Lis­ten­ing’s key to Redman’s Dream­ing

The Georgia Straight - - Music - By

AS MIS­SION state­ments go, it’s hard to top the first track from Still Dream­ing’s epony­mous de­but. “New Year” opens with a loose fan­fare, trum­pet, tenor sax­o­phone, and bass har­mo­niz­ing a jaunty line atop play­fully rau­cous drums. A minute in, all four mu­si­cians take off in a rocket-fu­elled game of tag, be­fore re­con­ven­ing around the open­ing line. Af­ter that, band­leader Joshua Redman eases into an un­abashedly swing­ing sax solo that sub­tly ref­er­ences Sonny Rollins; trum­peter Ron Miles shows that two can play that game by ex­plic­itly quot­ing the tenor ti­tan’s catchy “St. Thomas”; bassist Scott Col­ley and drum­mer Brian Blade trade ami­able fours; and then the head re­turns—although this time, the drums are play­ing the melody, too.

A num­ber of things are re­mark­able about this band, not least that its mu­sic sounds both fresh and fa­mil­iar. And that fresh­ness is es­pe­cially sur­pris­ing, given that Still Dream­ing is a kind of trib­ute band, and the band it’s pay­ing trib­ute to was it­self pay­ing homage to an even ear­lier quar­tet.

“We’ve kind of formed our­selves as a cel­e­bra­tion of this band Old and New Dreams,” Redman says, re­fer­ring to the en­sem­ble that his fa­ther, Dewey Redman, had with Or­nette Cole­man alumni Don Cherry, Ed Black­well, and Char­lie Haden be­tween 1976 and 1987. Old and New Dreams’ re­mit was to keep build­ing on the acous­tic ap­proach Cole­man in­tro­duced in the 1950s, which Redman says is based on “a free way of play­ing—a way of play­ing where you have to im­pro­vise form at the same time that you’re im­pro­vis­ing melodies”.

En­sur­ing that this “free jazz” ap­proach hasn’t been done to death is the fact that to do it well re­quires con­sum­mate mu­si­cian­ship. Hav­ing worked with the best of the best, Redman and his band­mates cer­tainly meet that re­quire­ment, but even more ex­traor­di­nary than their play­ing is their lis­ten­ing. Spend some time with Still Dream­ing, and you’ll hear a stream of sub­tle in­terac­tions be­tween the four play­ers, all gen­er­ated spon­ta­neously.

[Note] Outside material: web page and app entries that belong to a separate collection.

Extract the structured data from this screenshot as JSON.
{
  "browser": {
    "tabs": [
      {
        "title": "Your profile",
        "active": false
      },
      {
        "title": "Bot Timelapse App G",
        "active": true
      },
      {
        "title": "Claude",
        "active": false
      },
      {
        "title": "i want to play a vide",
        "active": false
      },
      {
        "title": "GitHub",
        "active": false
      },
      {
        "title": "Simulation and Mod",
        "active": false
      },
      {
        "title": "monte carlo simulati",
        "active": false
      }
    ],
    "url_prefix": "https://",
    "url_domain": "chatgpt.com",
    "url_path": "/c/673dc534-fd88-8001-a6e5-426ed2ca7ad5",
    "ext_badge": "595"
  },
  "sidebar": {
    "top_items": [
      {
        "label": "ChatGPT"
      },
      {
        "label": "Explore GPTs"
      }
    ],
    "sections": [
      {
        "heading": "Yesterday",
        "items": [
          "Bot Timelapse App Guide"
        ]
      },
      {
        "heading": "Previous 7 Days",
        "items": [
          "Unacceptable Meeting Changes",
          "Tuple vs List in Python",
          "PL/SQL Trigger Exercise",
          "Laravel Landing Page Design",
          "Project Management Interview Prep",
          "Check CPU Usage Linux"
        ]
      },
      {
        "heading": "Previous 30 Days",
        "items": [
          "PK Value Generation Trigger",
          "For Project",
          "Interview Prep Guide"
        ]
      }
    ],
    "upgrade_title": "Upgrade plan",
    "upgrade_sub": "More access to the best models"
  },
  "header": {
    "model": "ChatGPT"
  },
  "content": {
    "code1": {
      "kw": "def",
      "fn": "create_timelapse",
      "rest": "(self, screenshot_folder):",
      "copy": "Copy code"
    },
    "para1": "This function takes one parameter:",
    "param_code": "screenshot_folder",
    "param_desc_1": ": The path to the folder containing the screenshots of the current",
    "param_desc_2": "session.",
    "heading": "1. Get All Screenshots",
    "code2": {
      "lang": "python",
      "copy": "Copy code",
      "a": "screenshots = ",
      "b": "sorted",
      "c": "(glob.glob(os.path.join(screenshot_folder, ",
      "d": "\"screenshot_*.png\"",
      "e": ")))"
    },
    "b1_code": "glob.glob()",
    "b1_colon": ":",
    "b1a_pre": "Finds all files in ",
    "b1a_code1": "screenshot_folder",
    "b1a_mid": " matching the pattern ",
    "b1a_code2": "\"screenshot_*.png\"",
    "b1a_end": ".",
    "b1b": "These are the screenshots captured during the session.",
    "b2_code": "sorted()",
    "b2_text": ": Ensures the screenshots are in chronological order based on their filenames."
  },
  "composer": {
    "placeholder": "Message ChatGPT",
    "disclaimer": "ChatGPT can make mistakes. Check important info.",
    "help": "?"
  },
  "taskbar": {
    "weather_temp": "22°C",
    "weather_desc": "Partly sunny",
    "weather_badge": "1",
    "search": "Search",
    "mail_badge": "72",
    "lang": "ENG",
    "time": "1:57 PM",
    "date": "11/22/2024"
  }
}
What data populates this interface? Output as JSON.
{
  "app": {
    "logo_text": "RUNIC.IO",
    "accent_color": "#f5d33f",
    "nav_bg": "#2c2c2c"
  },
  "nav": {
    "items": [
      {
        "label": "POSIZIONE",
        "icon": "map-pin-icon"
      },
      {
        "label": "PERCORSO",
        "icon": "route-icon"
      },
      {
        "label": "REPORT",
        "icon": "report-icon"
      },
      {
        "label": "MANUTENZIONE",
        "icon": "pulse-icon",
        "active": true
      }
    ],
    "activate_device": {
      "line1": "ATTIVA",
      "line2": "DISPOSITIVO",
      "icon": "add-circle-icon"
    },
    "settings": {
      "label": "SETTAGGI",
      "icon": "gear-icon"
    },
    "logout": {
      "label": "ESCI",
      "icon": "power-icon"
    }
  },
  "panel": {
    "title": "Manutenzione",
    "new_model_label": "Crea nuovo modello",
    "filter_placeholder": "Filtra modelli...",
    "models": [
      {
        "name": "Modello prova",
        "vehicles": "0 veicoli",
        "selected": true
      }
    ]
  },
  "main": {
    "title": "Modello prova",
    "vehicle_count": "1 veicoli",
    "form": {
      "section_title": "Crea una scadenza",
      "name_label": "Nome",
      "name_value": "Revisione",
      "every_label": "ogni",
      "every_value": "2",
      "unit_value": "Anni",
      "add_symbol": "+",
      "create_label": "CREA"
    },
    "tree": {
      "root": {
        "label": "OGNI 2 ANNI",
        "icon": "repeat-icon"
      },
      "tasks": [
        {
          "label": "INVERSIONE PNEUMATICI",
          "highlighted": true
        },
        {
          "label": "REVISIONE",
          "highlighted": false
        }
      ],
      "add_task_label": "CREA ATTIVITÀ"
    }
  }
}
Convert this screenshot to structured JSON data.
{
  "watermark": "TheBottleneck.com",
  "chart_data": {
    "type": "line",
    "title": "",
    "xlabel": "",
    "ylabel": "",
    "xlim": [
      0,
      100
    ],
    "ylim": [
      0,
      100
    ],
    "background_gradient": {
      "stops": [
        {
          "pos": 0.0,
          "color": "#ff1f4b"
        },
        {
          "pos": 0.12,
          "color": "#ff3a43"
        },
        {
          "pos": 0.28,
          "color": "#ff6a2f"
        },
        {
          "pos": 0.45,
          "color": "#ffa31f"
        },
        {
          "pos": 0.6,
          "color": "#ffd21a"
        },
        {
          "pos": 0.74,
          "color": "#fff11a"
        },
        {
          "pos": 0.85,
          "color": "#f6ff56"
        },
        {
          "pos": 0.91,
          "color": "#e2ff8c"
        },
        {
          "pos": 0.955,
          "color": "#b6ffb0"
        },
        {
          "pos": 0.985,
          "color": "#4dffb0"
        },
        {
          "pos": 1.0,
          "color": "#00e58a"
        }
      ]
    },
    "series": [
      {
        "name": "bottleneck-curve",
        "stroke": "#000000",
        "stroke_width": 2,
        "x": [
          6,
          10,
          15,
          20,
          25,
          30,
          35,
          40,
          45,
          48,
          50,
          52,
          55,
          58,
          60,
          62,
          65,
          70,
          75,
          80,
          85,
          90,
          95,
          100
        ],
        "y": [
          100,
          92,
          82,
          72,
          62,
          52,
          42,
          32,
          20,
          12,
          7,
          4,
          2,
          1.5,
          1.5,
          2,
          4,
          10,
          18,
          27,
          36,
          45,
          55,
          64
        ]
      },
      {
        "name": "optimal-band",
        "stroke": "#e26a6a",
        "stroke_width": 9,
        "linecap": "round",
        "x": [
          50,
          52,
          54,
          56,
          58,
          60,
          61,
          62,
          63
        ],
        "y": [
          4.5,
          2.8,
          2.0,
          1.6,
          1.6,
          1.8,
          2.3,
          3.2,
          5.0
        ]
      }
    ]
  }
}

“I’m glad that you iden­ti­fied that as­pect of it, be­cause that is one of the most im­por­tant at­ti­tudes that you can have as an im­pro­vis­ing jazz mu­si­cian to­day—a real value placed on lis­ten­ing,” Redman says, adding that his band­mates are “three of the sweet­est and most soul­ful and most sen­si­tive hu­man be­ings I’ve known. Ev­ery­one is just so nice and so cool. And in this case, I think ev­ery­one’s per­son­al­ity re­ally is re­flected in the way they play.

“You hear sto­ries about some amaz­ing jazz mu­si­cians who could break your heart play­ing the most beau­ti­ful, sen­si­tive, lyri­cal, and melan­cholic mu­sic, and maybe some of them didn’t have the best rep­u­ta­tion in terms of how they treated other peo­ple,” he con­tin­ues. “So I don’t know if that’s al­ways true, but in the case of this band, I think it is.”

Newspapers in English

Newspapers from Canada

© PressReader. All rights reserved.